%%
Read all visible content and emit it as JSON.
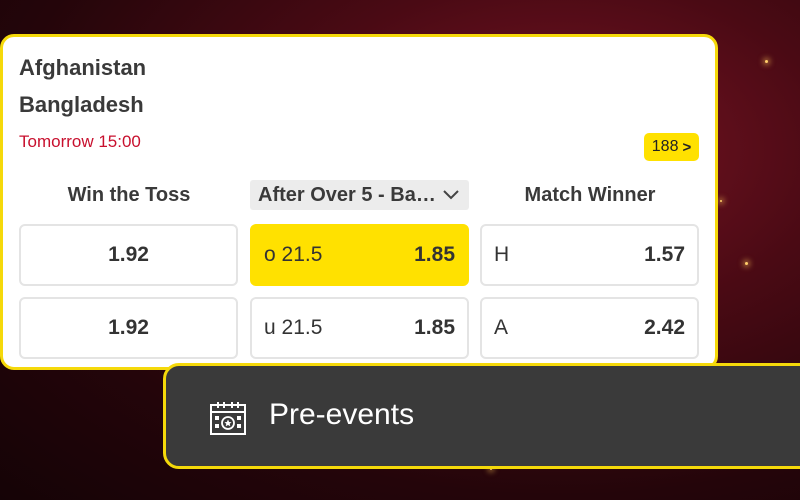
{
  "match": {
    "home_team": "Afghanistan",
    "away_team": "Bangladesh",
    "start_time": "Tomorrow 15:00",
    "more_markets": {
      "count": "188",
      "chevron": ">"
    }
  },
  "markets": [
    {
      "title": "Win the Toss",
      "outcomes": [
        {
          "label": "",
          "odds": "1.92"
        },
        {
          "label": "",
          "odds": "1.92"
        }
      ]
    },
    {
      "title": "After Over 5 - Ba…",
      "dropdown_icon": "chevron-down-icon",
      "outcomes": [
        {
          "label": "o 21.5",
          "odds": "1.85",
          "selected": true
        },
        {
          "label": "u 21.5",
          "odds": "1.85",
          "selected": false
        }
      ]
    },
    {
      "title": "Match Winner",
      "outcomes": [
        {
          "label": "H",
          "odds": "1.57"
        },
        {
          "label": "A",
          "odds": "2.42"
        }
      ]
    }
  ],
  "nav": {
    "label": "Pre-events",
    "icon": "calendar-icon"
  },
  "colors": {
    "accent_yellow": "#ffe100",
    "border_yellow": "#f5d90a",
    "time_red": "#c8102e",
    "bar_dark": "#3a3a3a"
  }
}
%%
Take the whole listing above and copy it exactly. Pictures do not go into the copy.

Read all visible content and emit it as JSON.
{
  "match": {
    "home_team": "Afghanistan",
    "away_team": "Bangladesh",
    "start_time": "Tomorrow 15:00",
    "more_markets": {
      "count": "188",
      "chevron": ">"
    }
  },
  "markets": [
    {
      "title": "Win the Toss",
      "outcomes": [
        {
          "label": "",
          "odds": "1.92"
        },
        {
          "label": "",
          "odds": "1.92"
        }
      ]
    },
    {
      "title": "After Over 5 - Ba…",
      "dropdown_icon": "chevron-down-icon",
      "outcomes": [
        {
          "label": "o 21.5",
          "odds": "1.85",
          "selected": true
        },
        {
          "label": "u 21.5",
          "odds": "1.85",
          "selected": false
        }
      ]
    },
    {
      "title": "Match Winner",
      "outcomes": [
        {
          "label": "H",
          "odds": "1.57"
        },
        {
          "label": "A",
          "odds": "2.42"
        }
      ]
    }
  ],
  "nav": {
    "label": "Pre-events",
    "icon": "calendar-icon"
  },
  "colors": {
    "accent_yellow": "#ffe100",
    "border_yellow": "#f5d90a",
    "time_red": "#c8102e",
    "bar_dark": "#3a3a3a"
  }
}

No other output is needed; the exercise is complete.